__Exercise__: Keeping every line intact, print the records that follow.
[Opening Data to use section]
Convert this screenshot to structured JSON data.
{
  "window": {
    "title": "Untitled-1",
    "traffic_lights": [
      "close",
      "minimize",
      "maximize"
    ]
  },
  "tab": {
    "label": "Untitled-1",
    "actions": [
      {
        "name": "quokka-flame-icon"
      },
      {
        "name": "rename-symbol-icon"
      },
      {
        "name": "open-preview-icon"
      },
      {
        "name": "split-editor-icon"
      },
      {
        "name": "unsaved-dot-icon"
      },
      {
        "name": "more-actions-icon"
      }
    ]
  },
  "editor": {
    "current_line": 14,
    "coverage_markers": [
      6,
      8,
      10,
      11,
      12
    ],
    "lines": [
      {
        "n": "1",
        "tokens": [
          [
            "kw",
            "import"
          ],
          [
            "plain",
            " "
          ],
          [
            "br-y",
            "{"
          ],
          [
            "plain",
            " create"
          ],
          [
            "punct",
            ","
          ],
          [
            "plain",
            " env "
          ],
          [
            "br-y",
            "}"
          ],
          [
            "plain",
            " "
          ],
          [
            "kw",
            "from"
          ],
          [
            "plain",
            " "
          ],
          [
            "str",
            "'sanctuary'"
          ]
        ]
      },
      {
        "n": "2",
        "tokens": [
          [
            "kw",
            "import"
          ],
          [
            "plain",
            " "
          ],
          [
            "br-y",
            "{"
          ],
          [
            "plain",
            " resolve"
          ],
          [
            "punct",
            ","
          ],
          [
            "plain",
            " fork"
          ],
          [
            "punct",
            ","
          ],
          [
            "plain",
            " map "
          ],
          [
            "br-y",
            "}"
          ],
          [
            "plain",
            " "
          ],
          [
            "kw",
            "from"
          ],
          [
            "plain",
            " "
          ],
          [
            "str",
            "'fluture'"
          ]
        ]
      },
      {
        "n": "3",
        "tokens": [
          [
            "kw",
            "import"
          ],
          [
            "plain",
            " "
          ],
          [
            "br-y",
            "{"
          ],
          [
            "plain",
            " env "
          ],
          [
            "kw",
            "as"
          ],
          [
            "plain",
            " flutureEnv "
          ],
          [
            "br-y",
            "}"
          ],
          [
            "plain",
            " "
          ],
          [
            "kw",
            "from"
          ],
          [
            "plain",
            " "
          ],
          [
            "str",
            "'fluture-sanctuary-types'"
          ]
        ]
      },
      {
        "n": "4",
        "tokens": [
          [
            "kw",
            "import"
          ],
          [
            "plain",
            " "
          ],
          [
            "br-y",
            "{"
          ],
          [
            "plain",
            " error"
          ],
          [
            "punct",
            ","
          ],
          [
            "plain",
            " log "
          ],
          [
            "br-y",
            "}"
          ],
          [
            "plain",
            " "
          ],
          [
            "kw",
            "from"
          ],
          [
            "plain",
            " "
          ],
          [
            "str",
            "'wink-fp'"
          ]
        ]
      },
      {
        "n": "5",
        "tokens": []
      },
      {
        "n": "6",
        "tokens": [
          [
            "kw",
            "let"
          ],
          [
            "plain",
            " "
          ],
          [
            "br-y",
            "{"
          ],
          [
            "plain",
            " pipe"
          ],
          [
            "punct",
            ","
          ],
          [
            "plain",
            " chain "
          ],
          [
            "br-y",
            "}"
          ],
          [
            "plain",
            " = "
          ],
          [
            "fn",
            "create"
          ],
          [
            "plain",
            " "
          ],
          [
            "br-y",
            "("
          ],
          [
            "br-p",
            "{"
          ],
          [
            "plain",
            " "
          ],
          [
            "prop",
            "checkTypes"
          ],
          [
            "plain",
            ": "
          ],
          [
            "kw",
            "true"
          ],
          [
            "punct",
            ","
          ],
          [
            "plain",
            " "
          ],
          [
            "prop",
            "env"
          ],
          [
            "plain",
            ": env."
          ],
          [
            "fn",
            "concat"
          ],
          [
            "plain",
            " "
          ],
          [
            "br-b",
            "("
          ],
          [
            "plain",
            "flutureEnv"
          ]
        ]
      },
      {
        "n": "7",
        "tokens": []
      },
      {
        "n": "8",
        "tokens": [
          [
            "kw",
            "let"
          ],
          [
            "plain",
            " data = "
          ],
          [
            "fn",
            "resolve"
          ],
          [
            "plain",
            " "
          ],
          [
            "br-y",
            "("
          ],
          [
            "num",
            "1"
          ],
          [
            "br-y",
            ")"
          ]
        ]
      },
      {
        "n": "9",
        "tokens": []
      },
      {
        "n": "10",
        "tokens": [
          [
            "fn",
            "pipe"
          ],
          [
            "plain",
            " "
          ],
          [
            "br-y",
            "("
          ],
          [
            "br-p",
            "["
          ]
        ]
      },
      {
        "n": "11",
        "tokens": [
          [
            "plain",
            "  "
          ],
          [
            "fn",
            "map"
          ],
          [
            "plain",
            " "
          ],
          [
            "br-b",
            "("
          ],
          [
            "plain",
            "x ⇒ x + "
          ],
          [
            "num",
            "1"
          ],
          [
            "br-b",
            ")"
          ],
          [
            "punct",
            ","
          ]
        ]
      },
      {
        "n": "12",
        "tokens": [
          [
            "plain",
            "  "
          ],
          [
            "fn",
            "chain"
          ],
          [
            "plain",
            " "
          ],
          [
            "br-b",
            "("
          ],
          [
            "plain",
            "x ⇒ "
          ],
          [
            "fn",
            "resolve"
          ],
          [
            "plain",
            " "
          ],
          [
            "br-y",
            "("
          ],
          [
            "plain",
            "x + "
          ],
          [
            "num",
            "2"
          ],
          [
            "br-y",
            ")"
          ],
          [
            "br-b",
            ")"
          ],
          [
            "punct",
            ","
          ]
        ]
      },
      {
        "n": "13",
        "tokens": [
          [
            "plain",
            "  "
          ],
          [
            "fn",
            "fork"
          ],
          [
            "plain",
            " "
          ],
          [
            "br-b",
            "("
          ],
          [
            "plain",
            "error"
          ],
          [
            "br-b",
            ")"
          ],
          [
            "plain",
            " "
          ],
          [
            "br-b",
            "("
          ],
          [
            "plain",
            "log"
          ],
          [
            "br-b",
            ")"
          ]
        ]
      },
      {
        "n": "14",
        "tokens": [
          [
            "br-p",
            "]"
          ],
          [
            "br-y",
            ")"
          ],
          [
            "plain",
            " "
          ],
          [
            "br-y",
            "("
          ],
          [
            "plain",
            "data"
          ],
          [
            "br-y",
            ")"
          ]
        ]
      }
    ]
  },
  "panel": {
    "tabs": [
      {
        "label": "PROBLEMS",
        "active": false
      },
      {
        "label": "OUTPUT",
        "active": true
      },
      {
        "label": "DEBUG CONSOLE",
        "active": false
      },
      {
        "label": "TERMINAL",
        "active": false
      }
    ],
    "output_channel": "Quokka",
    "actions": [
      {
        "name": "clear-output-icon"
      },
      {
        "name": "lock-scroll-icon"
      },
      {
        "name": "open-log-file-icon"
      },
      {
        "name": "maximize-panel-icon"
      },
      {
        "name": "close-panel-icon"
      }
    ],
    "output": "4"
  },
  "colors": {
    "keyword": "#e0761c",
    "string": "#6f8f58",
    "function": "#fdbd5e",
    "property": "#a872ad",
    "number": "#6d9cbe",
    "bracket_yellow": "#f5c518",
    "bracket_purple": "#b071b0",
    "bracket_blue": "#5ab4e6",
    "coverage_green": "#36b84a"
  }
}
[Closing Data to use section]
__Exercise answer__:
Convert this screenshot to structured JSON data.
{
  "window": {
    "title": "Untitled-1",
    "traffic_lights": [
      "close",
      "minimize",
      "maximize"
    ]
  },
  "tab": {
    "label": "Untitled-1",
    "actions": [
      {
        "name": "quokka-flame-icon"
      },
      {
        "name": "rename-symbol-icon"
      },
      {
        "name": "open-preview-icon"
      },
      {
        "name": "split-editor-icon"
      },
      {
        "name": "unsaved-dot-icon"
      },
      {
        "name": "more-actions-icon"
      }
    ]
  },
  "editor": {
    "current_line": 14,
    "coverage_markers": [
      6,
      8,
      10,
      11,
      12
    ],
    "lines": [
      {
        "n": "1",
        "tokens": [
          [
            "kw",
            "import"
          ],
          [
            "plain",
            " "
          ],
          [
            "br-y",
            "{"
          ],
          [
            "plain",
            " create"
          ],
          [
            "punct",
            ","
          ],
          [
            "plain",
            " env "
          ],
          [
            "br-y",
            "}"
          ],
          [
            "plain",
            " "
          ],
          [
            "kw",
            "from"
          ],
          [
            "plain",
            " "
          ],
          [
            "str",
            "'sanctuary'"
          ]
        ]
      },
      {
        "n": "2",
        "tokens": [
          [
            "kw",
            "import"
          ],
          [
            "plain",
            " "
          ],
          [
            "br-y",
            "{"
          ],
          [
            "plain",
            " resolve"
          ],
          [
            "punct",
            ","
          ],
          [
            "plain",
            " fork"
          ],
          [
            "punct",
            ","
          ],
          [
            "plain",
            " map "
          ],
          [
            "br-y",
            "}"
          ],
          [
            "plain",
            " "
          ],
          [
            "kw",
            "from"
          ],
          [
            "plain",
            " "
          ],
          [
            "str",
            "'fluture'"
          ]
        ]
      },
      {
        "n": "3",
        "tokens": [
          [
            "kw",
            "import"
          ],
          [
            "plain",
            " "
          ],
          [
            "br-y",
            "{"
          ],
          [
            "plain",
            " env "
          ],
          [
            "kw",
            "as"
          ],
          [
            "plain",
            " flutureEnv "
          ],
          [
            "br-y",
            "}"
          ],
          [
            "plain",
            " "
          ],
          [
            "kw",
            "from"
          ],
          [
            "plain",
            " "
          ],
          [
            "str",
            "'fluture-sanctuary-types'"
          ]
        ]
      },
      {
        "n": "4",
        "tokens": [
          [
            "kw",
            "import"
          ],
          [
            "plain",
            " "
          ],
          [
            "br-y",
            "{"
          ],
          [
            "plain",
            " error"
          ],
          [
            "punct",
            ","
          ],
          [
            "plain",
            " log "
          ],
          [
            "br-y",
            "}"
          ],
          [
            "plain",
            " "
          ],
          [
            "kw",
            "from"
          ],
          [
            "plain",
            " "
          ],
          [
            "str",
            "'wink-fp'"
          ]
        ]
      },
      {
        "n": "5",
        "tokens": []
      },
      {
        "n": "6",
        "tokens": [
          [
            "kw",
            "let"
          ],
          [
            "plain",
            " "
          ],
          [
            "br-y",
            "{"
          ],
          [
            "plain",
            " pipe"
          ],
          [
            "punct",
            ","
          ],
          [
            "plain",
            " chain "
          ],
          [
            "br-y",
            "}"
          ],
          [
            "plain",
            " = "
          ],
          [
            "fn",
            "create"
          ],
          [
            "plain",
            " "
          ],
          [
            "br-y",
            "("
          ],
          [
            "br-p",
            "{"
          ],
          [
            "plain",
            " "
          ],
          [
            "prop",
            "checkTypes"
          ],
          [
            "plain",
            ": "
          ],
          [
            "kw",
            "true"
          ],
          [
            "punct",
            ","
          ],
          [
            "plain",
            " "
          ],
          [
            "prop",
            "env"
          ],
          [
            "plain",
            ": env."
          ],
          [
            "fn",
            "concat"
          ],
          [
            "plain",
            " "
          ],
          [
            "br-b",
            "("
          ],
          [
            "plain",
            "flutureEnv"
          ]
        ]
      },
      {
        "n": "7",
        "tokens": []
      },
      {
        "n": "8",
        "tokens": [
          [
            "kw",
            "let"
          ],
          [
            "plain",
            " data = "
          ],
          [
            "fn",
            "resolve"
          ],
          [
            "plain",
            " "
          ],
          [
            "br-y",
            "("
          ],
          [
            "num",
            "1"
          ],
          [
            "br-y",
            ")"
          ]
        ]
      },
      {
        "n": "9",
        "tokens": []
      },
      {
        "n": "10",
        "tokens": [
          [
            "fn",
            "pipe"
          ],
          [
            "plain",
            " "
          ],
          [
            "br-y",
            "("
          ],
          [
            "br-p",
            "["
          ]
        ]
      },
      {
        "n": "11",
        "tokens": [
          [
            "plain",
            "  "
          ],
          [
            "fn",
            "map"
          ],
          [
            "plain",
            " "
          ],
          [
            "br-b",
            "("
          ],
          [
            "plain",
            "x ⇒ x + "
          ],
          [
            "num",
            "1"
          ],
          [
            "br-b",
            ")"
          ],
          [
            "punct",
            ","
          ]
        ]
      },
      {
        "n": "12",
        "tokens": [
          [
            "plain",
            "  "
          ],
          [
            "fn",
            "chain"
          ],
          [
            "plain",
            " "
          ],
          [
            "br-b",
            "("
          ],
          [
            "plain",
            "x ⇒ "
          ],
          [
            "fn",
            "resolve"
          ],
          [
            "plain",
            " "
          ],
          [
            "br-y",
            "("
          ],
          [
            "plain",
            "x + "
          ],
          [
            "num",
            "2"
          ],
          [
            "br-y",
            ")"
          ],
          [
            "br-b",
            ")"
          ],
          [
            "punct",
            ","
          ]
        ]
      },
      {
        "n": "13",
        "tokens": [
          [
            "plain",
            "  "
          ],
          [
            "fn",
            "fork"
          ],
          [
            "plain",
            " "
          ],
          [
            "br-b",
            "("
          ],
          [
            "plain",
            "error"
          ],
          [
            "br-b",
            ")"
          ],
          [
            "plain",
            " "
          ],
          [
            "br-b",
            "("
          ],
          [
            "plain",
            "log"
          ],
          [
            "br-b",
            ")"
          ]
        ]
      },
      {
        "n": "14",
        "tokens": [
          [
            "br-p",
            "]"
          ],
          [
            "br-y",
            ")"
          ],
          [
            "plain",
            " "
          ],
          [
            "br-y",
            "("
          ],
          [
            "plain",
            "data"
          ],
          [
            "br-y",
            ")"
          ]
        ]
      }
    ]
  },
  "panel": {
    "tabs": [
      {
        "label": "PROBLEMS",
        "active": false
      },
      {
        "label": "OUTPUT",
        "active": true
      },
      {
        "label": "DEBUG CONSOLE",
        "active": false
      },
      {
        "label": "TERMINAL",
        "active": false
      }
    ],
    "output_channel": "Quokka",
    "actions": [
      {
        "name": "clear-output-icon"
      },
      {
        "name": "lock-scroll-icon"
      },
      {
        "name": "open-log-file-icon"
      },
      {
        "name": "maximize-panel-icon"
      },
      {
        "name": "close-panel-icon"
      }
    ],
    "output": "4"
  },
  "colors": {
    "keyword": "#e0761c",
    "string": "#6f8f58",
    "function": "#fdbd5e",
    "property": "#a872ad",
    "number": "#6d9cbe",
    "bracket_yellow": "#f5c518",
    "bracket_purple": "#b071b0",
    "bracket_blue": "#5ab4e6",
    "coverage_green": "#36b84a"
  }
}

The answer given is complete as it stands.